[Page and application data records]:
[Start of section]

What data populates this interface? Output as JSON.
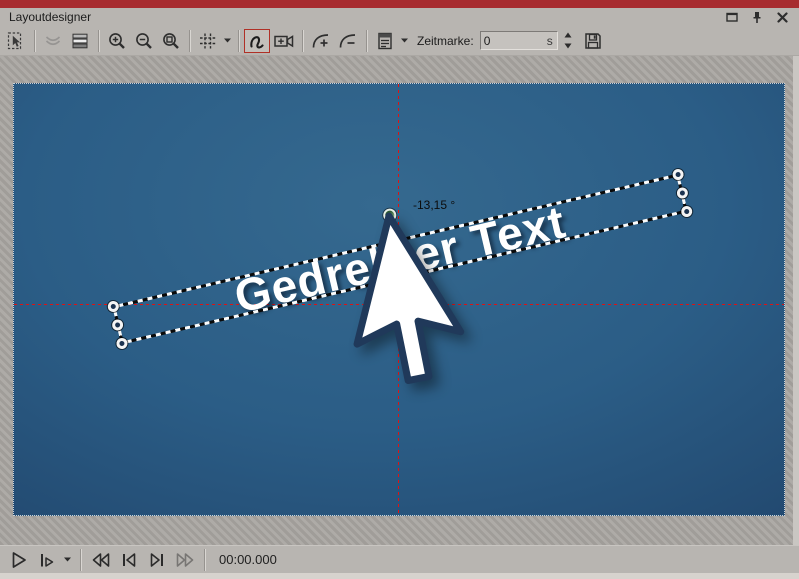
{
  "colors": {
    "accent-red": "#a72b2f",
    "chrome-bg": "#b8b5b1",
    "active-tool-border": "#b03026",
    "crosshair": "#e01212",
    "canvas-center": "#35698f",
    "canvas-edge": "#16304d"
  },
  "window": {
    "title": "Layoutdesigner",
    "buttons": [
      "maximize",
      "pin",
      "close"
    ]
  },
  "toolbar": {
    "icons": [
      "select-tool",
      "smooth-curve",
      "layers",
      "zoom-in",
      "zoom-out",
      "zoom-fit",
      "grid",
      "motion-path",
      "camera",
      "keyframe-add",
      "keyframe-remove",
      "timeline-column",
      "save"
    ],
    "active_tool": "motion-path",
    "zeitmarke": {
      "label": "Zeitmarke:",
      "value": "0",
      "unit": "s"
    }
  },
  "canvas": {
    "object_text": "Gedrehter Text",
    "angle_label": "-13,15 °",
    "rotation_deg": -13.15
  },
  "playbar": {
    "icons": [
      "play",
      "play-from-here",
      "rewind",
      "skip-to-start",
      "skip-to-end",
      "fast-forward"
    ],
    "time": "00:00.000"
  }
}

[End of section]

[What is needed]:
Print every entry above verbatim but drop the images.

[Exercise output]:
What data populates this interface? Output as JSON.
{
  "colors": {
    "accent-red": "#a72b2f",
    "chrome-bg": "#b8b5b1",
    "active-tool-border": "#b03026",
    "crosshair": "#e01212",
    "canvas-center": "#35698f",
    "canvas-edge": "#16304d"
  },
  "window": {
    "title": "Layoutdesigner",
    "buttons": [
      "maximize",
      "pin",
      "close"
    ]
  },
  "toolbar": {
    "icons": [
      "select-tool",
      "smooth-curve",
      "layers",
      "zoom-in",
      "zoom-out",
      "zoom-fit",
      "grid",
      "motion-path",
      "camera",
      "keyframe-add",
      "keyframe-remove",
      "timeline-column",
      "save"
    ],
    "active_tool": "motion-path",
    "zeitmarke": {
      "label": "Zeitmarke:",
      "value": "0",
      "unit": "s"
    }
  },
  "canvas": {
    "object_text": "Gedrehter Text",
    "angle_label": "-13,15 °",
    "rotation_deg": -13.15
  },
  "playbar": {
    "icons": [
      "play",
      "play-from-here",
      "rewind",
      "skip-to-start",
      "skip-to-end",
      "fast-forward"
    ],
    "time": "00:00.000"
  }
}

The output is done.